# Assigned task
Down to the last character, write out the records below.

┌────────

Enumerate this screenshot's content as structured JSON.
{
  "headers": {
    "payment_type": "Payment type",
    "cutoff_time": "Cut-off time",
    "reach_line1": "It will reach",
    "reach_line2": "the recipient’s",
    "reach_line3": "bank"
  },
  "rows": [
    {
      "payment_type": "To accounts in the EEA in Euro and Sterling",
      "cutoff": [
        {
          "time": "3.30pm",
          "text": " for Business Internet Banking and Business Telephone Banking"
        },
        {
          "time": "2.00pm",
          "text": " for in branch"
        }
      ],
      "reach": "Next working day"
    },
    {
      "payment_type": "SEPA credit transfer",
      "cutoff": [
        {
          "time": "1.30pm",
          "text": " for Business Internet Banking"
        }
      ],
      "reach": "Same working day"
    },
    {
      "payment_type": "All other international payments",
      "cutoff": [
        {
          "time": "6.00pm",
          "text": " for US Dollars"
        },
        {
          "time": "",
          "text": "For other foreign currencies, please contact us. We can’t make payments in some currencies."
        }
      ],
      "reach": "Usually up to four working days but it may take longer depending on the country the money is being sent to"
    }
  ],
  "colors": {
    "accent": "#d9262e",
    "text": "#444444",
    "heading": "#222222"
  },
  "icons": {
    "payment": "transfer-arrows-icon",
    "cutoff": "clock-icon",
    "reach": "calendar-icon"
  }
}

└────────

# Your response
Enumerate this screenshot's content as structured JSON.
{
  "headers": {
    "payment_type": "Payment type",
    "cutoff_time": "Cut-off time",
    "reach_line1": "It will reach",
    "reach_line2": "the recipient’s",
    "reach_line3": "bank"
  },
  "rows": [
    {
      "payment_type": "To accounts in the EEA in Euro and Sterling",
      "cutoff": [
        {
          "time": "3.30pm",
          "text": " for Business Internet Banking and Business Telephone Banking"
        },
        {
          "time": "2.00pm",
          "text": " for in branch"
        }
      ],
      "reach": "Next working day"
    },
    {
      "payment_type": "SEPA credit transfer",
      "cutoff": [
        {
          "time": "1.30pm",
          "text": " for Business Internet Banking"
        }
      ],
      "reach": "Same working day"
    },
    {
      "payment_type": "All other international payments",
      "cutoff": [
        {
          "time": "6.00pm",
          "text": " for US Dollars"
        },
        {
          "time": "",
          "text": "For other foreign currencies, please contact us. We can’t make payments in some currencies."
        }
      ],
      "reach": "Usually up to four working days but it may take longer depending on the country the money is being sent to"
    }
  ],
  "colors": {
    "accent": "#d9262e",
    "text": "#444444",
    "heading": "#222222"
  },
  "icons": {
    "payment": "transfer-arrows-icon",
    "cutoff": "clock-icon",
    "reach": "calendar-icon"
  }
}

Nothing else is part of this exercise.